Running a small business has its good moments and bad moments, and one of the things a small business may have issues with is meeting minimum order requirements. It can be frustrating when you feel that you are not getting the same opportunities and services that large businesses receive. One solution to this may be a buying group.
What is a Buying Group and Should You Join One?
A buying group is a collection of people and companies who join together to increase their buying and bargaining power. Together, they can bargain for better discounts and services.
Before you decide to start a group, do research to see if one already exists in your category. You may be able to join an established group. This might be a better choice than starting your own. If an appropriate group does not exist, it may be time to start your own.
What Do Businesses Use Buying Groups?
The IBIS World database estimates there are 728 buying groups in the USA, which contribute to a $5 billion market. In the following industries, smaller businesses take advantage of their combined purchasing power to receive goods and services:
- The healthcare industry
- Industrial manufacturers
- The agricultural industry
- Retail and grocery businesses
- Non-profit organizations
Group Purchasing Organizations Benefits
Joining a purchasing group has many benefits, including lower cost of goods purchased from vendors, lower shipping costs, centralized ordering, and support from the organization itself.
Drawbacks to Buying Groups

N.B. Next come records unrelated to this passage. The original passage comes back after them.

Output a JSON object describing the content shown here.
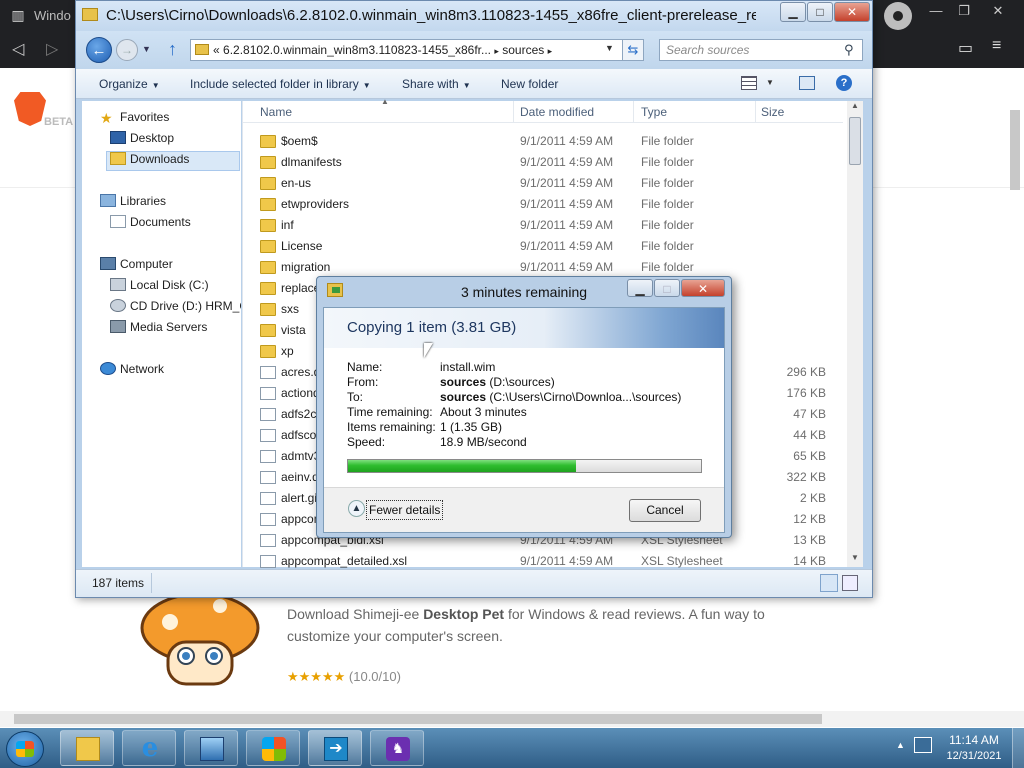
{
  "browser": {
    "tab_title": "Windo",
    "beta_label": "BETA",
    "card": {
      "description_pre": "Download Shimeji-ee ",
      "description_bold": "Desktop Pet",
      "description_post": " for Windows & read reviews. A fun way to customize your computer's screen.",
      "stars": "★★★★★",
      "rating": "(10.0/10)"
    }
  },
  "explorer": {
    "title": "C:\\Users\\Cirno\\Downloads\\6.2.8102.0.winmain_win8m3.110823-1455_x86fre_client-prerelease_retail_",
    "address_prefix": "«",
    "address_path": "6.2.8102.0.winmain_win8m3.110823-1455_x86fr...",
    "address_sep": "▸",
    "address_current": "sources",
    "search_placeholder": "Search sources",
    "commands": {
      "organize": "Organize",
      "include": "Include selected folder in library",
      "share": "Share with",
      "new_folder": "New folder"
    },
    "nav": {
      "favorites": "Favorites",
      "desktop": "Desktop",
      "downloads": "Downloads",
      "libraries": "Libraries",
      "documents": "Documents",
      "computer": "Computer",
      "local_disk": "Local Disk (C:)",
      "cd_drive": "CD Drive (D:) HRM_C",
      "media_servers": "Media Servers",
      "network": "Network"
    },
    "columns": {
      "name": "Name",
      "date": "Date modified",
      "type": "Type",
      "size": "Size"
    },
    "files": [
      {
        "name": "$oem$",
        "date": "9/1/2011 4:59 AM",
        "type": "File folder",
        "size": "",
        "kind": "folder"
      },
      {
        "name": "dlmanifests",
        "date": "9/1/2011 4:59 AM",
        "type": "File folder",
        "size": "",
        "kind": "folder"
      },
      {
        "name": "en-us",
        "date": "9/1/2011 4:59 AM",
        "type": "File folder",
        "size": "",
        "kind": "folder"
      },
      {
        "name": "etwproviders",
        "date": "9/1/2011 4:59 AM",
        "type": "File folder",
        "size": "",
        "kind": "folder"
      },
      {
        "name": "inf",
        "date": "9/1/2011 4:59 AM",
        "type": "File folder",
        "size": "",
        "kind": "folder"
      },
      {
        "name": "License",
        "date": "9/1/2011 4:59 AM",
        "type": "File folder",
        "size": "",
        "kind": "folder"
      },
      {
        "name": "migration",
        "date": "9/1/2011 4:59 AM",
        "type": "File folder",
        "size": "",
        "kind": "folder"
      },
      {
        "name": "replace",
        "date": "",
        "type": "",
        "size": "",
        "kind": "folder"
      },
      {
        "name": "sxs",
        "date": "",
        "type": "",
        "size": "",
        "kind": "folder"
      },
      {
        "name": "vista",
        "date": "",
        "type": "",
        "size": "",
        "kind": "folder"
      },
      {
        "name": "xp",
        "date": "",
        "type": "",
        "size": "",
        "kind": "folder"
      },
      {
        "name": "acres.d",
        "date": "",
        "type": "",
        "size": "296 KB",
        "kind": "doc"
      },
      {
        "name": "actionq",
        "date": "",
        "type": "",
        "size": "176 KB",
        "kind": "doc"
      },
      {
        "name": "adfs2co",
        "date": "",
        "type": "",
        "size": "47 KB",
        "kind": "doc"
      },
      {
        "name": "adfscor",
        "date": "",
        "type": "",
        "size": "44 KB",
        "kind": "doc"
      },
      {
        "name": "admtv3",
        "date": "",
        "type": "",
        "size": "65 KB",
        "kind": "doc"
      },
      {
        "name": "aeinv.d",
        "date": "",
        "type": "",
        "size": "322 KB",
        "kind": "doc"
      },
      {
        "name": "alert.gi",
        "date": "",
        "type": "",
        "size": "2 KB",
        "kind": "doc"
      },
      {
        "name": "appcom",
        "date": "",
        "type": "",
        "size": "12 KB",
        "kind": "doc"
      },
      {
        "name": "appcompat_bidi.xsl",
        "date": "9/1/2011 4:59 AM",
        "type": "XSL Stylesheet",
        "size": "13 KB",
        "kind": "doc"
      },
      {
        "name": "appcompat_detailed.xsl",
        "date": "9/1/2011 4:59 AM",
        "type": "XSL Stylesheet",
        "size": "14 KB",
        "kind": "doc"
      }
    ],
    "item_count": "187 items"
  },
  "copy_dialog": {
    "title": "3 minutes remaining",
    "heading": "Copying 1 item (3.81 GB)",
    "name_label": "Name:",
    "name_value": "install.wim",
    "from_label": "From:",
    "from_bold": "sources",
    "from_rest": " (D:\\sources)",
    "to_label": "To:",
    "to_bold": "sources",
    "to_rest": " (C:\\Users\\Cirno\\Downloa...\\sources)",
    "time_label": "Time remaining:",
    "time_value": "About 3 minutes",
    "items_label": "Items remaining:",
    "items_value": "1 (1.35 GB)",
    "speed_label": "Speed:",
    "speed_value": "18.9 MB/second",
    "progress_fraction": 0.645,
    "fewer_details": "Fewer details",
    "cancel": "Cancel"
  },
  "taskbar": {
    "time": "11:14 AM",
    "date": "12/31/2021"
  },
  "colors": {
    "progress_green": "#2fbd2f",
    "aero_blue": "#b9d1ea",
    "taskbar": "#2f5d86"
  }
}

While there are many pros, there are also cons to consider. Buying groups don’t work with all suppliers, so if you have a favorite vendor, you may not be eligible for buying group discounts on their products or services. Sometimes, the buying group will require supplier exclusivity, so you cannot use multiple vendors.
Costs of joining a buying group
The majority of buyers’ groups are funded by membership fees, paid by the small businesses they represent. Find out how buyers’ groups are funded if you’re interested in joining.
Some members pay their dues purely through membership, while other members get a portion of the commissions from suppliers. Some groups use a combination of both or have other ways to raise money. It is important to know how buying groups work and the benefits you will receive before joining.
How to Start a Buy in Group
The first step to starting a buying group is to find other business owners that need the same help you do. You need to reach people outside of your area that is not competition. These potential members meet certain criteria and agree to your group terms.
Once you’ve gathered your initial members, you all need to decide on what products to buy and which providers you want to use. You and the other members need to set up and organize the group. This can include all bank accounts needed, a Board of Directors, and other details needed for your group to be successful. Once everything is organized, you can register your group and begin saving.
Most buying groups are run as their own companies, and they will require employees and, of course, good planning. Don’t forget to treat your buying group as carefully as you would any other business venture.
Determine if you have the time and space for a buy-in. As your bulk order is divided up, you’ll need space to store it and space to store your packaging materials. Your time will be needed to create, send, and package each buyer’s order, then ship it.
Locate products that you think will sell well. Make a list based on your research.
Develop relationships with manufacturers. It is usually as simple as sending them an email or a message on a marketplace. You can request samples from manufacturers you want to work with after you find them. Your manufacturer may send it for free or they may ask you to pay.
You should become familiar with import duties if you plan to order products from overseas (such as China).